Tendons are contractile tissues that connect muscle to bone. Tendonitis is simply an inflammation of that tissue. The most common tendons in the shoulder that are affected are the four rotator cuff tendons and the biceps tendon.

CAUSES: Tendonitis is often due to performing a repetitive motion such as throwing a ball or doing repetitive work with your hands. Tendonitis may also stem from degeneration of the tissue over time causing more wear and tear leading to injury. Impingement of a tendon by surrounding structures may cause tendonitis due to the rubbing of that structure against the tendon causing inflammation.

SIGNS/SYMPTOMS: Pain is the main presentation of tendonitis of the shoulder. Biceps tendonitis usually presents with pain in the front or side of the shoulder and may travel to the elbow. Any action that contracts the bicep muscle tends to cause an increase in pain. Rotator cuff tendonitis usually causes pain at the tip of the shoulder and/or the upper part of the outside of the arm. Various motions such as lifting, overhead activity, pushing, and pulling can increase pain.

DIAGNOSIS: The history of pain and physical exam can tell a lot about shoulder problems. Palpation and muscle testing can help to localize the tendon(s) involved. X-rays are usually not too helpful since tendons are not visualized with x-ray. An MRI can show the extent of injury to the tendon.

TREATMENT: Any kind of anti-inflammatory and pain reliever, whether it is natural or synthetic, can help. Avoid repetitive motions, particularly ones that cause pain. Chiropractic adjustments may be beneficial depending on if there are any misalignments leading to irritation. Rehabilitative exercises are important eventually to prevent muscle atrophy and improve strength. Special care should be taken to avoid aggravating activities. Low level laser therapy (LLLT) may afford relief by decreasing inflammation and pain. Steroid injections are also an option if more conservative care yields few results. There are risks with those injections, however, so do your research. If there is tearing of the tendon, surgery may be required to repair the tear.

COMPLICATIONS: Tendonitis of the shoulder, if not dealt with properly, may lead to frozen shoulder syndrome (adhesive capsulitis) which causes stiffness and increased pain.

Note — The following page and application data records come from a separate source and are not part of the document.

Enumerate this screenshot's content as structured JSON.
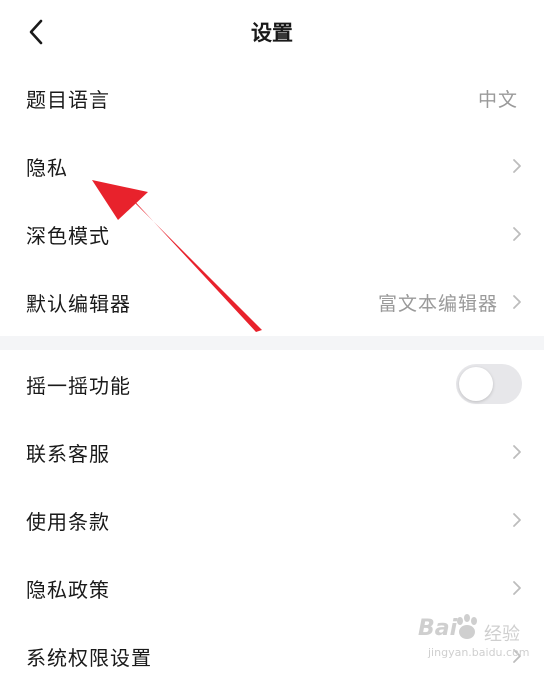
{
  "header": {
    "title": "设置",
    "back_icon": "chevron-left-icon"
  },
  "section1": {
    "items": [
      {
        "label": "题目语言",
        "value": "中文",
        "chevron": false
      },
      {
        "label": "隐私",
        "value": "",
        "chevron": true
      },
      {
        "label": "深色模式",
        "value": "",
        "chevron": true
      },
      {
        "label": "默认编辑器",
        "value": "富文本编辑器",
        "chevron": true
      }
    ]
  },
  "section2": {
    "items": [
      {
        "label": "摇一摇功能",
        "type": "toggle",
        "on": false
      },
      {
        "label": "联系客服",
        "chevron": true
      },
      {
        "label": "使用条款",
        "chevron": true
      },
      {
        "label": "隐私政策",
        "chevron": true
      },
      {
        "label": "系统权限设置",
        "chevron": true
      }
    ]
  },
  "colors": {
    "background": "#ffffff",
    "section_gap": "#f4f5f7",
    "text_primary": "#1a1a1a",
    "text_secondary": "#9a9a9a",
    "chevron": "#bdbdbd",
    "toggle_off": "#e7e7ea",
    "annotation_arrow": "#e8222c"
  },
  "watermark": {
    "brand": "Bai",
    "brand_tail": "经验",
    "domain": "jingyan.baidu.com"
  }
}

PROGNOSIS: The outcome with conservative care is usually good if the modifications and recommendations are performed. Non-surgical recovery can take anywhere from weeks to months depending on the severity and the compliance with treatment. Usually it is a gradual improvement over time versus a sudden decrease in pain and increase in function. 

tendonitis